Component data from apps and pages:
────────────────

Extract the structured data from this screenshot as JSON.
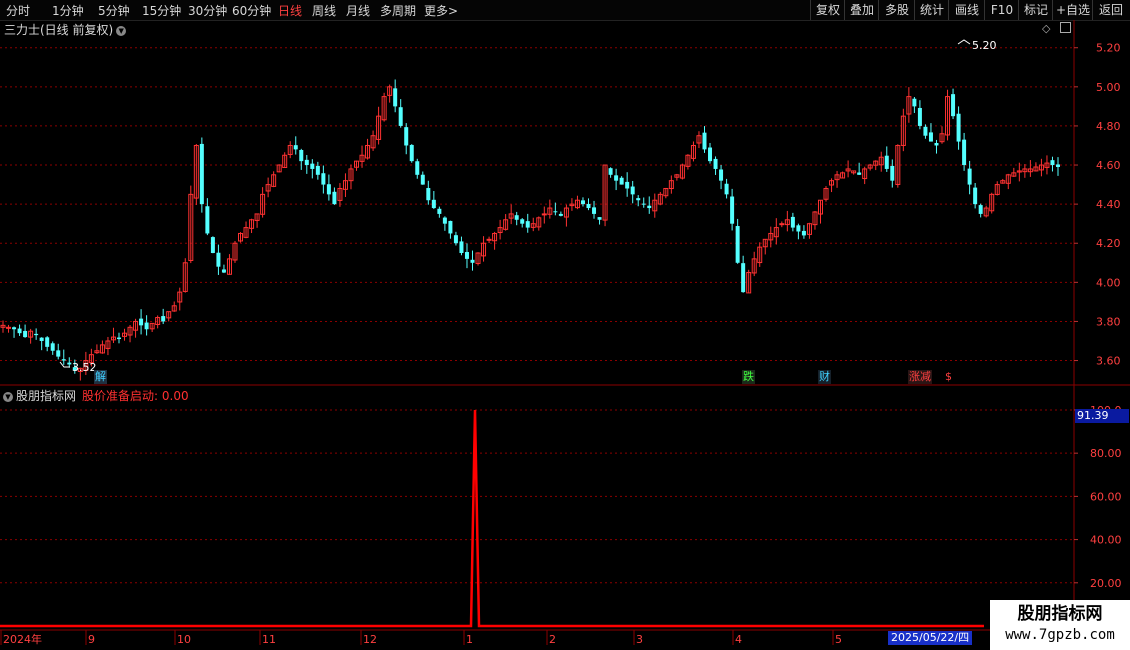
{
  "toolbar": {
    "periods": [
      {
        "label": "分时",
        "active": false
      },
      {
        "label": "1分钟",
        "active": false
      },
      {
        "label": "5分钟",
        "active": false
      },
      {
        "label": "15分钟",
        "active": false
      },
      {
        "label": "30分钟",
        "active": false
      },
      {
        "label": "60分钟",
        "active": false
      },
      {
        "label": "日线",
        "active": true
      },
      {
        "label": "周线",
        "active": false
      },
      {
        "label": "月线",
        "active": false
      },
      {
        "label": "多周期",
        "active": false
      },
      {
        "label": "更多",
        "active": false
      }
    ],
    "more_arrow": ">",
    "right_buttons": [
      "复权",
      "叠加",
      "多股",
      "统计",
      "画线",
      "F10",
      "标记",
      "+自选",
      "返回"
    ]
  },
  "stock_header": {
    "title": "三力士(日线 前复权)",
    "dropdown_icon": "chevron-down-icon"
  },
  "price_axis": {
    "ticks": [
      "5.20",
      "5.00",
      "4.80",
      "4.60",
      "4.40",
      "4.20",
      "4.00",
      "3.80",
      "3.60"
    ]
  },
  "annotations": {
    "high": "5.20",
    "low": "3.52"
  },
  "signals": [
    {
      "label": "解",
      "color": "#40d0ff"
    },
    {
      "label": "跌",
      "color": "#40ff40"
    },
    {
      "label": "财",
      "color": "#40d0ff"
    },
    {
      "label": "涨减",
      "color": "#ff4040"
    },
    {
      "label": "$",
      "color": "#ff4040"
    }
  ],
  "indicator": {
    "name": "股朋指标网",
    "formula_label": "股价准备启动:",
    "formula_value": "0.00",
    "current_value": "91.39",
    "axis_ticks": [
      "100.0",
      "80.00",
      "60.00",
      "40.00",
      "20.00"
    ]
  },
  "time_axis": {
    "labels": [
      "2024年",
      "9",
      "10",
      "11",
      "12",
      "1",
      "2",
      "3",
      "4",
      "5"
    ],
    "cursor_date": "2025/05/22/四"
  },
  "watermark": {
    "title": "股朋指标网",
    "url": "www.7gpzb.com"
  },
  "colors": {
    "up": "#ff3232",
    "down": "#54ffff",
    "grid": "#8b0000",
    "signal_line": "#ff0000"
  },
  "chart_data": [
    {
      "type": "candlestick",
      "title": "三力士(日线 前复权)",
      "y_axis_ticks": [
        5.2,
        5.0,
        4.8,
        4.6,
        4.4,
        4.2,
        4.0,
        3.8,
        3.6
      ],
      "ylim": [
        3.48,
        5.26
      ],
      "x_axis_labels": [
        "2024年",
        "9",
        "10",
        "11",
        "12",
        "1",
        "2",
        "3",
        "4",
        "5"
      ],
      "high_marker": 5.2,
      "low_marker": 3.52,
      "close_series": [
        3.78,
        3.77,
        3.76,
        3.74,
        3.72,
        3.75,
        3.73,
        3.7,
        3.67,
        3.65,
        3.62,
        3.6,
        3.58,
        3.55,
        3.56,
        3.6,
        3.63,
        3.65,
        3.68,
        3.7,
        3.72,
        3.71,
        3.74,
        3.77,
        3.8,
        3.78,
        3.76,
        3.79,
        3.82,
        3.8,
        3.85,
        3.88,
        3.95,
        4.1,
        4.45,
        4.7,
        4.4,
        4.25,
        4.15,
        4.08,
        4.05,
        4.12,
        4.2,
        4.25,
        4.28,
        4.32,
        4.35,
        4.45,
        4.5,
        4.55,
        4.6,
        4.65,
        4.7,
        4.68,
        4.62,
        4.6,
        4.58,
        4.55,
        4.5,
        4.45,
        4.4,
        4.48,
        4.52,
        4.58,
        4.62,
        4.65,
        4.7,
        4.75,
        4.85,
        4.95,
        5.0,
        4.9,
        4.8,
        4.7,
        4.62,
        4.55,
        4.5,
        4.42,
        4.38,
        4.35,
        4.3,
        4.25,
        4.2,
        4.15,
        4.12,
        4.1,
        4.15,
        4.2,
        4.22,
        4.25,
        4.28,
        4.32,
        4.35,
        4.32,
        4.3,
        4.28,
        4.3,
        4.33,
        4.35,
        4.38,
        4.36,
        4.34,
        4.38,
        4.4,
        4.42,
        4.4,
        4.38,
        4.35,
        4.32,
        4.6,
        4.55,
        4.52,
        4.5,
        4.48,
        4.45,
        4.42,
        4.4,
        4.38,
        4.42,
        4.45,
        4.48,
        4.52,
        4.55,
        4.6,
        4.65,
        4.7,
        4.75,
        4.68,
        4.62,
        4.58,
        4.52,
        4.45,
        4.3,
        4.1,
        3.95,
        4.05,
        4.12,
        4.18,
        4.22,
        4.25,
        4.28,
        4.3,
        4.32,
        4.28,
        4.26,
        4.24,
        4.3,
        4.36,
        4.42,
        4.48,
        4.52,
        4.55,
        4.56,
        4.58,
        4.57,
        4.55,
        4.58,
        4.6,
        4.62,
        4.64,
        4.58,
        4.52,
        4.7,
        4.85,
        4.95,
        4.9,
        4.8,
        4.75,
        4.72,
        4.7,
        4.76,
        4.95,
        4.85,
        4.72,
        4.6,
        4.5,
        4.4,
        4.35,
        4.38,
        4.45,
        4.5,
        4.52,
        4.55,
        4.56,
        4.57,
        4.58,
        4.58,
        4.59,
        4.6,
        4.61,
        4.6,
        4.59
      ]
    },
    {
      "type": "line",
      "title": "股朋指标网",
      "series": [
        {
          "name": "股价准备启动",
          "peak_value": 100,
          "baseline": 0
        }
      ],
      "y_axis_ticks": [
        100,
        80,
        60,
        40,
        20
      ],
      "ylim": [
        0,
        106
      ]
    }
  ]
}
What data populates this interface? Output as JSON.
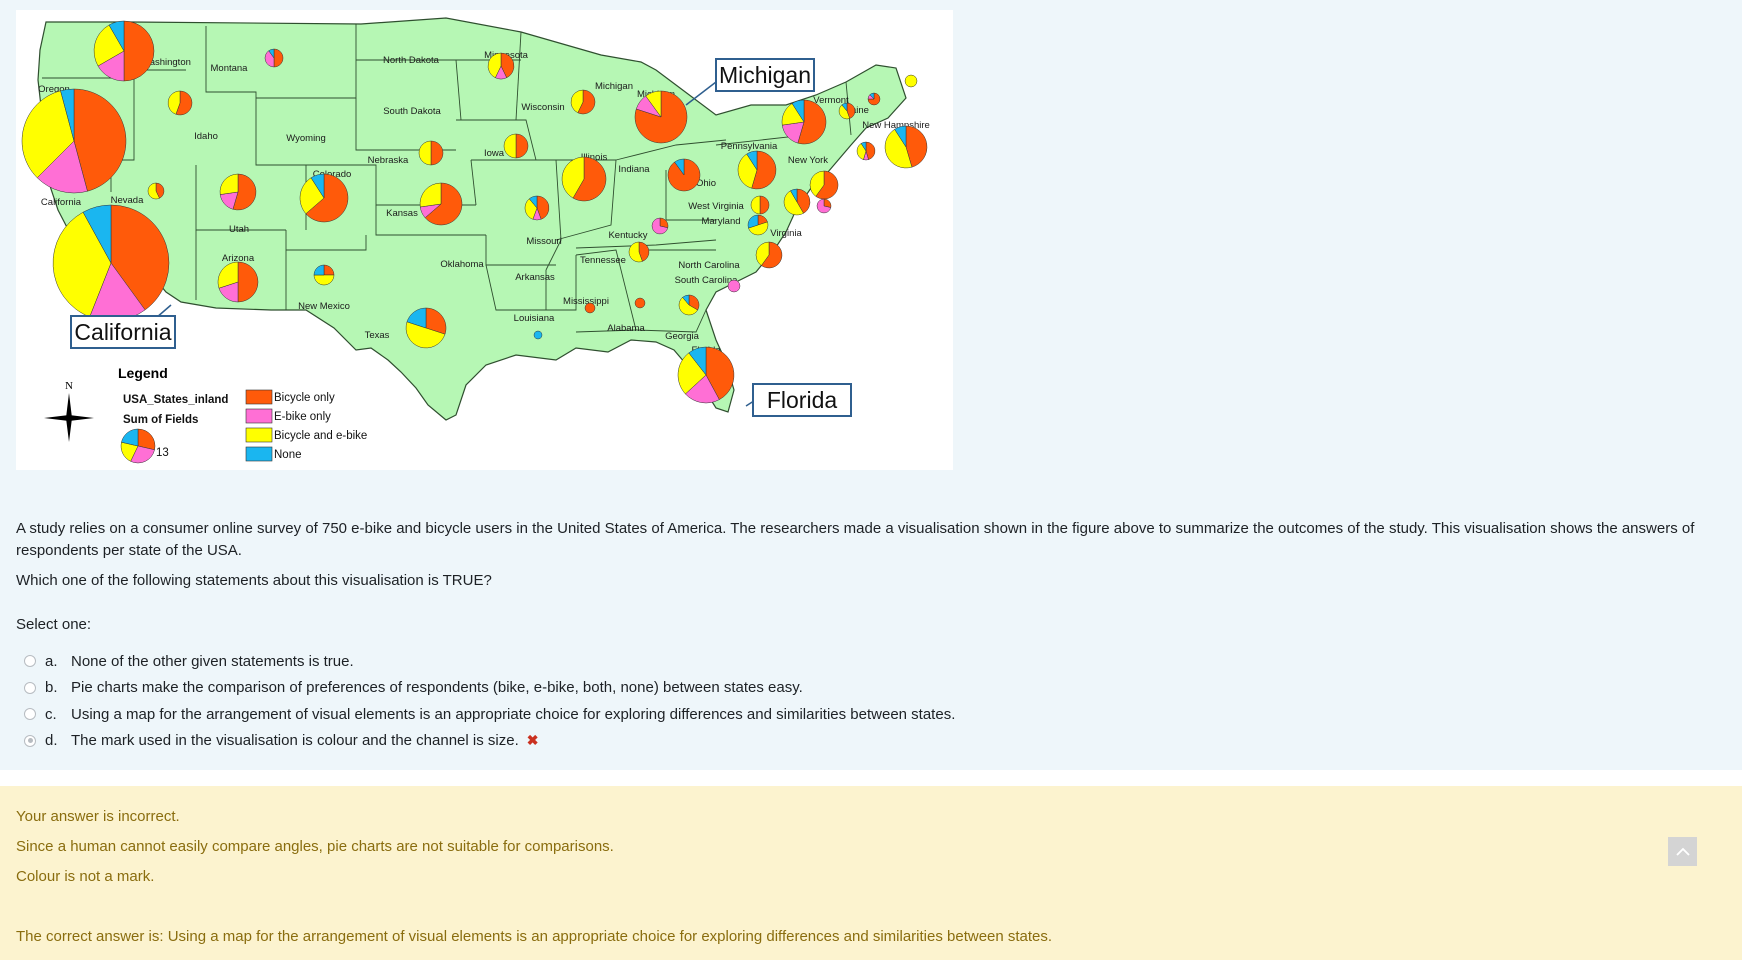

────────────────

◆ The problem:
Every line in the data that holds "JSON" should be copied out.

◆ Answer to this exercise:
Extract the structured data from this screenshot as JSON.
What data populates this interface? Output as JSON.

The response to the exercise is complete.